[Exercise aim]: Count the lines in the records beneath this task that contain the string "true", then give the count by itself.

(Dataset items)
· · · · ·
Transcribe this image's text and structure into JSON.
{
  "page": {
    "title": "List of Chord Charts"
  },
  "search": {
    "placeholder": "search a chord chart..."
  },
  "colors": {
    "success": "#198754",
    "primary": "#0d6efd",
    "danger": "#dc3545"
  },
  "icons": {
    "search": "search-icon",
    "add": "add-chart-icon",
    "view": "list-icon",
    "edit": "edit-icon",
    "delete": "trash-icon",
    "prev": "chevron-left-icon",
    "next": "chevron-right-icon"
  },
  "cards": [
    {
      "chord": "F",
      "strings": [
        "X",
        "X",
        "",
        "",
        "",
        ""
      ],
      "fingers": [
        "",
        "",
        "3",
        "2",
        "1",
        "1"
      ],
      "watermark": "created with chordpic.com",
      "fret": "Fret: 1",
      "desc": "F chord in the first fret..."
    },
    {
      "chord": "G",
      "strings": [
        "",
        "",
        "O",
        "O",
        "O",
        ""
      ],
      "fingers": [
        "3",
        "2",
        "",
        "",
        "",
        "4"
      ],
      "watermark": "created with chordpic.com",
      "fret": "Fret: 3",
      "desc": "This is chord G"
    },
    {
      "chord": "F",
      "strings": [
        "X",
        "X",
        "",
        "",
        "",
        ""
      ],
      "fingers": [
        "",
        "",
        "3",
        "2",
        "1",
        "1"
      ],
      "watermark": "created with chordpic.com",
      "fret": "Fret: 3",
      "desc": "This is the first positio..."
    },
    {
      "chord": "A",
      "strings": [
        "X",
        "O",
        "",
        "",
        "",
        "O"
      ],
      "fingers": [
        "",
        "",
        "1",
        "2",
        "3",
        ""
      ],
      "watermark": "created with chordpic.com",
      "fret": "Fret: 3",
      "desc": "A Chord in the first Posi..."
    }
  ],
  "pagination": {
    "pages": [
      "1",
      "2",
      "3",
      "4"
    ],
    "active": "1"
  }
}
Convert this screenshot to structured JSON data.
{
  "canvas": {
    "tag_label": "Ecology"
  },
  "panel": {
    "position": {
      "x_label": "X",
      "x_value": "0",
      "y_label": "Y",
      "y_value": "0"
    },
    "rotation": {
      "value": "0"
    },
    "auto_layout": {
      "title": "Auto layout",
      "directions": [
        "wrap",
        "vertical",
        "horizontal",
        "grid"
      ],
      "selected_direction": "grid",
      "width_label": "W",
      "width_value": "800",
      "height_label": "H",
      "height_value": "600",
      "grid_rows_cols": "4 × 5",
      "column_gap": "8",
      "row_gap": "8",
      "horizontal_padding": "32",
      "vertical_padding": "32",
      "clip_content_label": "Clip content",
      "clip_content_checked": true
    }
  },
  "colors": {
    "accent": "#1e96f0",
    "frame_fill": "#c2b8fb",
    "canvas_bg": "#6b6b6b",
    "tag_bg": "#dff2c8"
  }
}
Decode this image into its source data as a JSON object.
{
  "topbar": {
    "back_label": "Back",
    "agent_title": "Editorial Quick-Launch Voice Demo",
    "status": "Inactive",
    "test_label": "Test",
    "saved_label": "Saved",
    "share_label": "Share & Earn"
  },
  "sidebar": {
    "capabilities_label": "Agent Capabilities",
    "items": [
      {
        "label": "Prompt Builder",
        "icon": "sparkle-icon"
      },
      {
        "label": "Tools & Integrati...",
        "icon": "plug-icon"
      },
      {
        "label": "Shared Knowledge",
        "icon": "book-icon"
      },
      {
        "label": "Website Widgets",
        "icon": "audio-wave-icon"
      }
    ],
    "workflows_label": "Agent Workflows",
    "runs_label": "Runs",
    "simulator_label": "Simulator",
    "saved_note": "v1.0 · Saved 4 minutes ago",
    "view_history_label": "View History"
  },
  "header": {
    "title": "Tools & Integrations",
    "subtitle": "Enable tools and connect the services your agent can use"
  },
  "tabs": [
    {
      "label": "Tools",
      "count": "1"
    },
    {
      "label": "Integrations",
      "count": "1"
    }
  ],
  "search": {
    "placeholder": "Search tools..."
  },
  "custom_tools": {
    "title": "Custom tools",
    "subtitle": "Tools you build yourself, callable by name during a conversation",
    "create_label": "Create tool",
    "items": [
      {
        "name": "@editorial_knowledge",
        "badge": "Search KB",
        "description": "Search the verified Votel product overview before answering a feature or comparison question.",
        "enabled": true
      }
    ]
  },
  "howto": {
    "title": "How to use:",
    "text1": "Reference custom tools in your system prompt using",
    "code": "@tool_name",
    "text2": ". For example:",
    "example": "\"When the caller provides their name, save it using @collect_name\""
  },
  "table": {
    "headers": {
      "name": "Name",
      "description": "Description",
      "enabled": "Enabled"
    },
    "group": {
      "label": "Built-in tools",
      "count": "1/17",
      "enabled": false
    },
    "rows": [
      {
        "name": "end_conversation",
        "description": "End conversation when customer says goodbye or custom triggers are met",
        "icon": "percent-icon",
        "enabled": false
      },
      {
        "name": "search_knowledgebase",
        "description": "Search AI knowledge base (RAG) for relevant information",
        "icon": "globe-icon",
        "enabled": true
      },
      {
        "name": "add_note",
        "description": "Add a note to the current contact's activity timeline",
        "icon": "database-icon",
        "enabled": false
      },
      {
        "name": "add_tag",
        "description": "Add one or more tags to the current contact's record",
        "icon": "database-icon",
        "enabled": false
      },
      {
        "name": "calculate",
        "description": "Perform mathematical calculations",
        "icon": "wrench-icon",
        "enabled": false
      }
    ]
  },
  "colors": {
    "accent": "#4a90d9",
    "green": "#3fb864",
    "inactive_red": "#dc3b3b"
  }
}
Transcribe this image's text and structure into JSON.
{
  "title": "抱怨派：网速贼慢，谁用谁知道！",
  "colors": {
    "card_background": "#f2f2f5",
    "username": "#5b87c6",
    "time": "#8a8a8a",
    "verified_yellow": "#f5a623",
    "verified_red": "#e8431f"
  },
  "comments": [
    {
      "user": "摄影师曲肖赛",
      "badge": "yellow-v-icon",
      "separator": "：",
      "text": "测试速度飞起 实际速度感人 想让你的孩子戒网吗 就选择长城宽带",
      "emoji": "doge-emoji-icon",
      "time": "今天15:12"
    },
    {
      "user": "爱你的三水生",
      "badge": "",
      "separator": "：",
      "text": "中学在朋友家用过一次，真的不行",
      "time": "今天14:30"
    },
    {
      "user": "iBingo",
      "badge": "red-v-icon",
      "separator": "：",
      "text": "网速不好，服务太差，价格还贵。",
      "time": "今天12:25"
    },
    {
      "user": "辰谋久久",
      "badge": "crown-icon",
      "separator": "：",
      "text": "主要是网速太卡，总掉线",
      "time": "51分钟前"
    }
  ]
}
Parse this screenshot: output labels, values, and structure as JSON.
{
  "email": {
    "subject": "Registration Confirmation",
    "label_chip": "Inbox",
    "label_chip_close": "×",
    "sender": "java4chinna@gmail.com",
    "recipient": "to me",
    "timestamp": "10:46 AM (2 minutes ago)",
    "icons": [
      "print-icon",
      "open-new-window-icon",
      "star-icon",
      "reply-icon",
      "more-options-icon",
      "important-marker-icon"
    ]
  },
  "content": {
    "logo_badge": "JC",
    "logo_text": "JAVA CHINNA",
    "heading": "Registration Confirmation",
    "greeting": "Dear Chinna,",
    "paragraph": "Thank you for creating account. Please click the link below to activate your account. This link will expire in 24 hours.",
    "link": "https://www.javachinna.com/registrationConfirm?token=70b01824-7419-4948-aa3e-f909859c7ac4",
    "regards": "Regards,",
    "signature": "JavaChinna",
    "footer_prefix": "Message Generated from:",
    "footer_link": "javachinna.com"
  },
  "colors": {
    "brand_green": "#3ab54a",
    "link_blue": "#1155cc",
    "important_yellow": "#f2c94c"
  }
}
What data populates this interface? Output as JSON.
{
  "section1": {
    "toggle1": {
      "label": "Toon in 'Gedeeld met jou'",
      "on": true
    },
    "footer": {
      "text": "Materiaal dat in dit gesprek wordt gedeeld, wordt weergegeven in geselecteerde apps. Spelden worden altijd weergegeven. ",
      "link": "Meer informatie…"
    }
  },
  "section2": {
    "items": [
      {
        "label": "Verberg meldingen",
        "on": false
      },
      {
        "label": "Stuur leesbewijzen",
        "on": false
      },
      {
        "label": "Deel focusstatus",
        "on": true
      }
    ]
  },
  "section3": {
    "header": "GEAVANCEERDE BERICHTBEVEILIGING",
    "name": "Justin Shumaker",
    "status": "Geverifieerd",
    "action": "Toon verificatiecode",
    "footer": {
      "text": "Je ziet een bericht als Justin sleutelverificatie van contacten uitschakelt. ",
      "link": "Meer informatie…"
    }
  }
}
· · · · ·
[Solution to the problem]: 5